Wednesday, July 8, 2009

One... Two... Three... Four... Five... Six!

UPDATE: We have some hardy eaters on our hands here, with each belted kingfisher eating about 3 minnows every hour for 11 hours each day! That's about 200 minnows every day of the week! Please consider making a donation to Wildlife Services to help us care for these young birds, who will likely be in our care for weeks, if not months. Please see the "Donate" button at the top, left-hand side of this page to help... and thank you : )

Six baby belted kingfishers arrived at VINS Wildlife Services this morning. Yesterday, a man was out bulldozing in his yard when he disrupted a cavity nest in which seven of the young birds were nesting. Mom and Dad Kingfisher flew off from the nest and did not return after several hours passed. When one of the original seven babies died, the man knew it was time to call a rehabilitator. So now we have them in our care. All birds seem to be in good health, and are being fed 2-3 minnows every hour.

Kingfishers are found year-round throughout Vermont and much of the United States, and are often heard before they're seen. They have a tremulous, trilling cry that they sing loud and clear while flying. You can often spot kingfishers above a river or lake, perched on a tree branch or power line, where they get a -- well -- bird's-eye-view of the water and the fish moving within it. Once they spot a fish, they plunge into water to grab it with their large beaks.

In our video below, Wildlife Services' staff Ian and Sara hand-feed minnows to one of the kingfishers.


video

Wednesday, July 1, 2009

Little, Green, Minnow-Eating Machine!

A long-necked cutie made his way into VINS Wildlife Services on June 27. The fledgling green heron, with his bright yellow legs and downy feathers, is a bit of a rarity in Wildlife Services (although they are found throughout Vermont). Although we're sorry he's injured, we all appreciate the opportunity to work with this wading bird and see him up close.

video

The young heron was attacked by a dog.
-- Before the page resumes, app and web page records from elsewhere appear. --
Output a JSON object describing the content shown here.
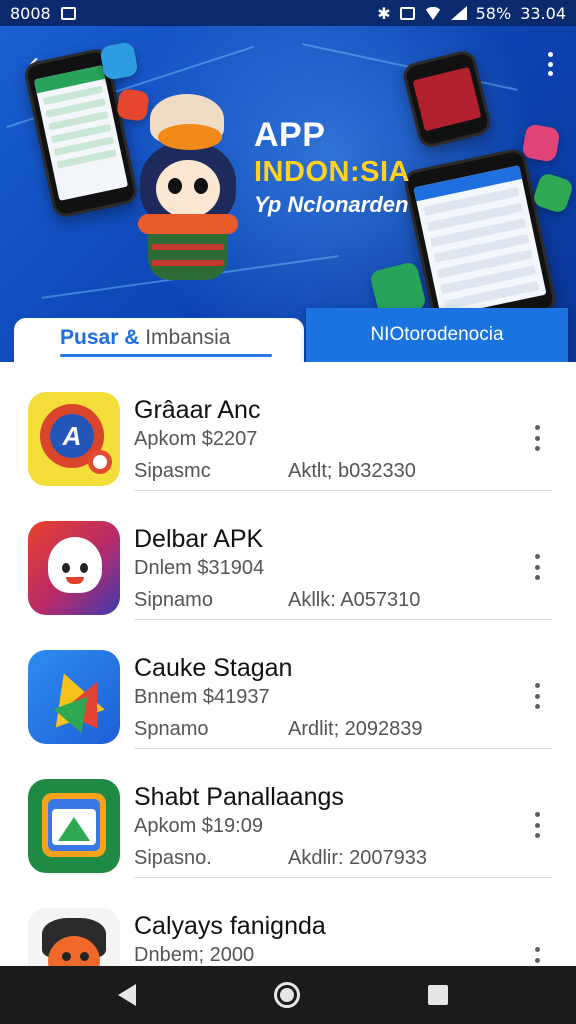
{
  "status_bar": {
    "left_text": "8008",
    "battery": "58%",
    "time": "33.04"
  },
  "hero": {
    "title": "APP",
    "subtitle": "INDON:SIA",
    "tagline": "Yp Nclonarden"
  },
  "tabs": [
    {
      "label_accent": "Pusar &",
      "label_rest": " Imbansia",
      "active": true
    },
    {
      "label": "NIOtorodenocia",
      "active": false
    }
  ],
  "apps": [
    {
      "name": "Grâaar Anc",
      "meta": "Apkom $2207",
      "status": "Sipasmc",
      "code": "Aktlt; b032330",
      "icon": "app-icon-red-badge"
    },
    {
      "name": "Delbar APK",
      "meta": "Dnlem $31904",
      "status": "Sipnamo",
      "code": "Akllk: A057310",
      "icon": "app-icon-ghost-mascot"
    },
    {
      "name": "Cauke Stagan",
      "meta": "Bnnem $41937",
      "status": "Spnamo",
      "code": "Ardlit; 2092839",
      "icon": "app-icon-triangle-logo"
    },
    {
      "name": "Shabt Panallaangs",
      "meta": "Apkom $19:09",
      "status": "Sipasno.",
      "code": "Akdlir: 2007933",
      "icon": "app-icon-photo-gallery"
    },
    {
      "name": "Calyays fanignda",
      "meta": "Dnbem; 2000",
      "status": "",
      "code": "",
      "icon": "app-icon-orange-character"
    }
  ],
  "colors": {
    "accent": "#1b73e0",
    "hero_bg": "#0d47b8",
    "hero_highlight": "#ffd21f"
  }
}
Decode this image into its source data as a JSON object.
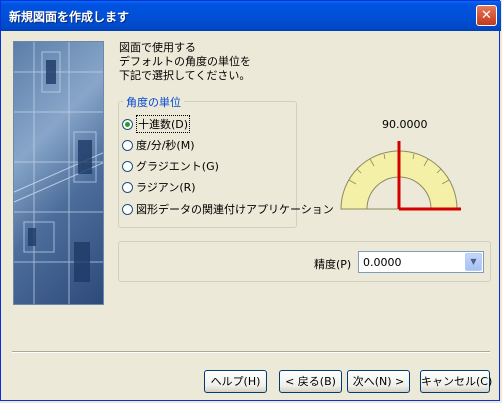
{
  "window": {
    "title": "新規図面を作成します",
    "close_glyph": "✕"
  },
  "description": "図面で使用する\nデフォルトの角度の単位を\n下記で選択してください。",
  "angle_units": {
    "group_label": "角度の単位",
    "options": [
      {
        "label": "十進数(D)",
        "checked": true
      },
      {
        "label": "度/分/秒(M)",
        "checked": false
      },
      {
        "label": "グラジエント(G)",
        "checked": false
      },
      {
        "label": "ラジアン(R)",
        "checked": false
      },
      {
        "label": "図形データの関連付けアプリケーション",
        "checked": false
      }
    ]
  },
  "preview": {
    "angle_value": "90.0000",
    "colors": {
      "protractor_fill": "#f5f0a8",
      "direction_line": "#d40000"
    }
  },
  "precision": {
    "label": "精度(P)",
    "value": "0.0000"
  },
  "buttons": {
    "help": "ヘルプ(H)",
    "back": "< 戻る(B)",
    "next": "次へ(N) >",
    "cancel": "キャンセル(C)"
  }
}
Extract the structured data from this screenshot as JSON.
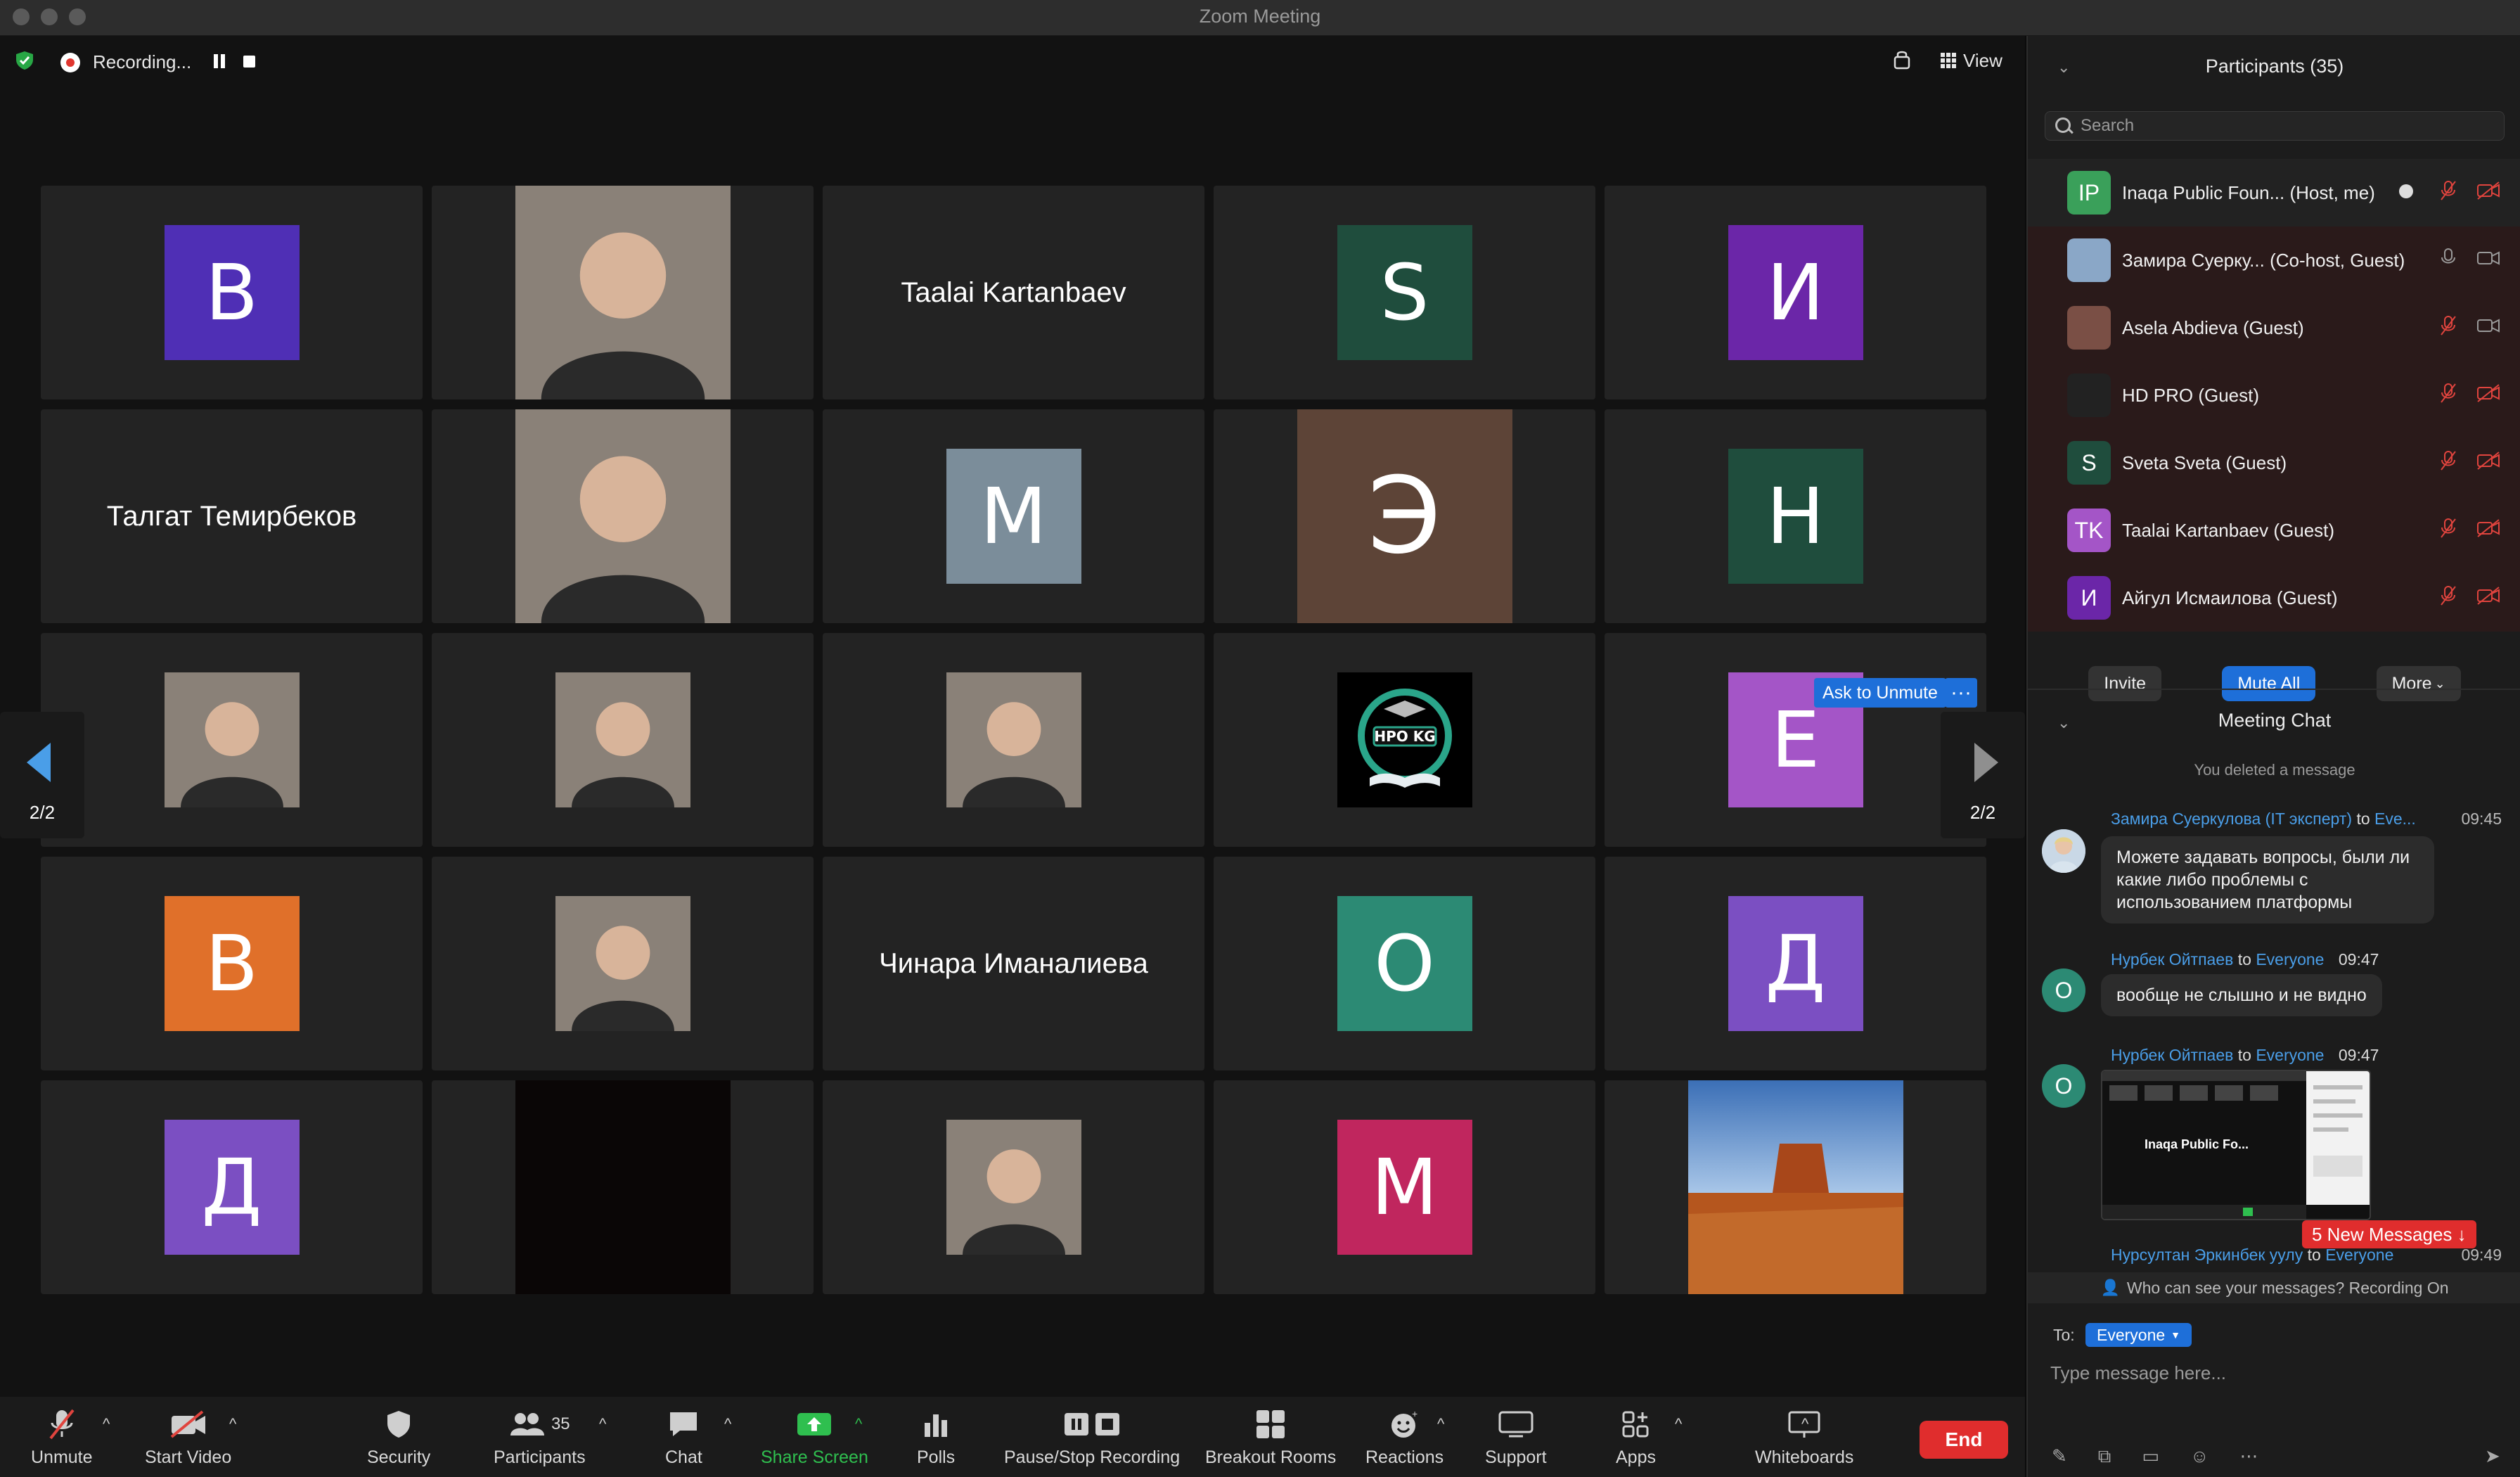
{
  "window": {
    "title": "Zoom Meeting"
  },
  "topbar": {
    "recording_label": "Recording...",
    "view_label": "View"
  },
  "grid": {
    "tiles": [
      {
        "type": "avatar",
        "text": "B",
        "color": "#4f2fb5"
      },
      {
        "type": "photo",
        "text": ""
      },
      {
        "type": "name",
        "text": "Taalai Kartanbaev"
      },
      {
        "type": "avatar",
        "text": "S",
        "color": "#1f4d3d"
      },
      {
        "type": "avatar",
        "text": "И",
        "color": "#6b26a8"
      },
      {
        "type": "name",
        "text": "Талгат Темирбеков"
      },
      {
        "type": "photo",
        "text": ""
      },
      {
        "type": "avatar",
        "text": "M",
        "color": "#7b8d9a"
      },
      {
        "type": "avatar-full",
        "text": "Э",
        "color": "#5d4437"
      },
      {
        "type": "avatar",
        "text": "H",
        "color": "#1f4d3d"
      },
      {
        "type": "photo-sm",
        "text": ""
      },
      {
        "type": "photo-sm",
        "text": ""
      },
      {
        "type": "photo-sm",
        "text": ""
      },
      {
        "type": "logo",
        "text": "HPO KG"
      },
      {
        "type": "avatar",
        "text": "E",
        "color": "#a455c7"
      },
      {
        "type": "avatar",
        "text": "B",
        "color": "#e0702a"
      },
      {
        "type": "photo-sm",
        "text": ""
      },
      {
        "type": "name",
        "text": "Чинара Иманалиева"
      },
      {
        "type": "avatar",
        "text": "O",
        "color": "#2c8a74"
      },
      {
        "type": "avatar",
        "text": "Д",
        "color": "#7b4fc2"
      },
      {
        "type": "avatar",
        "text": "Д",
        "color": "#7b4fc2"
      },
      {
        "type": "photo-dark",
        "text": ""
      },
      {
        "type": "photo-sm",
        "text": ""
      },
      {
        "type": "avatar",
        "text": "M",
        "color": "#c0265e"
      },
      {
        "type": "landscape",
        "text": ""
      }
    ],
    "page_label": "2/2",
    "ask_unmute_label": "Ask to Unmute",
    "more_label": "···"
  },
  "toolbar": {
    "unmute": "Unmute",
    "start_video": "Start Video",
    "security": "Security",
    "participants": "Participants",
    "participants_count": "35",
    "chat": "Chat",
    "share_screen": "Share Screen",
    "polls": "Polls",
    "pause_stop": "Pause/Stop Recording",
    "breakout": "Breakout Rooms",
    "reactions": "Reactions",
    "support": "Support",
    "apps": "Apps",
    "whiteboards": "Whiteboards",
    "end": "End"
  },
  "participants": {
    "title": "Participants (35)",
    "search_placeholder": "Search",
    "list": [
      {
        "initials": "IP",
        "color": "#3aa05a",
        "name": "Inaqa Public Foun...  (Host, me)"
      },
      {
        "initials": "",
        "color": "#8aa7c7",
        "name": "Замира Суерку...  (Co-host, Guest)"
      },
      {
        "initials": "",
        "color": "#7a4f45",
        "name": "Asela Abdieva (Guest)"
      },
      {
        "initials": "",
        "color": "#222",
        "name": "HD PRO (Guest)"
      },
      {
        "initials": "S",
        "color": "#1f4d3d",
        "name": "Sveta Sveta (Guest)"
      },
      {
        "initials": "TK",
        "color": "#a455c7",
        "name": "Taalai Kartanbaev (Guest)"
      },
      {
        "initials": "И",
        "color": "#6b26a8",
        "name": "Айгул Исмаилова (Guest)"
      }
    ],
    "invite": "Invite",
    "mute_all": "Mute All",
    "more": "More"
  },
  "chat": {
    "title": "Meeting Chat",
    "deleted": "You deleted a message",
    "messages": [
      {
        "from": "Замира Суеркулова (IT эксперт)",
        "to_word": "to",
        "to": "Eve...",
        "time": "09:45",
        "text": "Можете задавать вопросы, были ли какие либо проблемы с использованием платформы"
      },
      {
        "from": "Нурбек Ойтпаев",
        "to_word": "to",
        "to": "Everyone",
        "time": "09:47",
        "text": "вообще не слышно и не видно"
      },
      {
        "from": "Нурбек Ойтпаев",
        "to_word": "to",
        "to": "Everyone",
        "time": "09:47",
        "text": "Inaqa Public Fo..."
      },
      {
        "from": "Нурсултан Эркинбек уулу",
        "to_word": "to",
        "to": "Everyone",
        "time": "09:49",
        "text": ""
      }
    ],
    "avatar_letter": "O",
    "new_messages": "5 New Messages ↓",
    "who_can_see": "Who can see your messages? Recording On",
    "to_label": "To:",
    "to_value": "Everyone",
    "input_placeholder": "Type message here..."
  }
}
Initially the heron was brought to a rehabilitator in northern Vermont, but was transferred here where we could better accommodate the bird's needs.

The heron has a fracture in his tibiotarsus -- a bone in the bird's leg below the femur. The leg has been splinted by Wildlife Services staff, and the heron is doing well. He's being fed whole minnows throughout the day. His splint is due to come off on July 5 so that we can check on the healing progress of the bone. In the video above, you can see the splint as well as a special shoe we made to keep his toes flat while the splint is on. Also, note the minnows swimming in one of the bowls beside him!

And in other news...

Nestling American Kestrel: Abducted!
A lot of the babies that come into VINS Wildlife Services are considered "abducted, healthy" nestlings or fledglings. These are the birds that have been well-cared for by the bird parents, but who a human figured was injured because the youngster wasn't in a nest. It's an easy mistake to make, as it can be difficult to discern whether a young bird on the ground needs help. Often times, however, a baby bird on the ground just needs to be re-nested or is simply fledging -- meaning the bird is trying out his wings, and doesn't quite have the whole flying thing down.

video

We use the term "abducted" as essentially a bird was stolen, or bird-napped, from its proper habitat. However, we realize that people are just trying to do the right thing and help an animal, and there's no maliciousness involved in the bird's "abduction." For more info on when to rescue a baby bird and when to leave it alone, read our Baby Bird Facts.

The American kestrel featured in the video above is considered an "abducted" nestling. He was found sitting on a family's front porch. When brought in for examination, Wildlife Services' staff deemed the bird in good health -- a bird who should have been re-nested with its siblings and parents. Since the bird is healthy and since it's always best to have the proper parents for a baby bird, we are going to try to re-nest the kestrel with another group of baby kestrels known to be nesting on a local man's property. As long as the birds are the same age, the mother and father kestrel should accept the newbie as their own.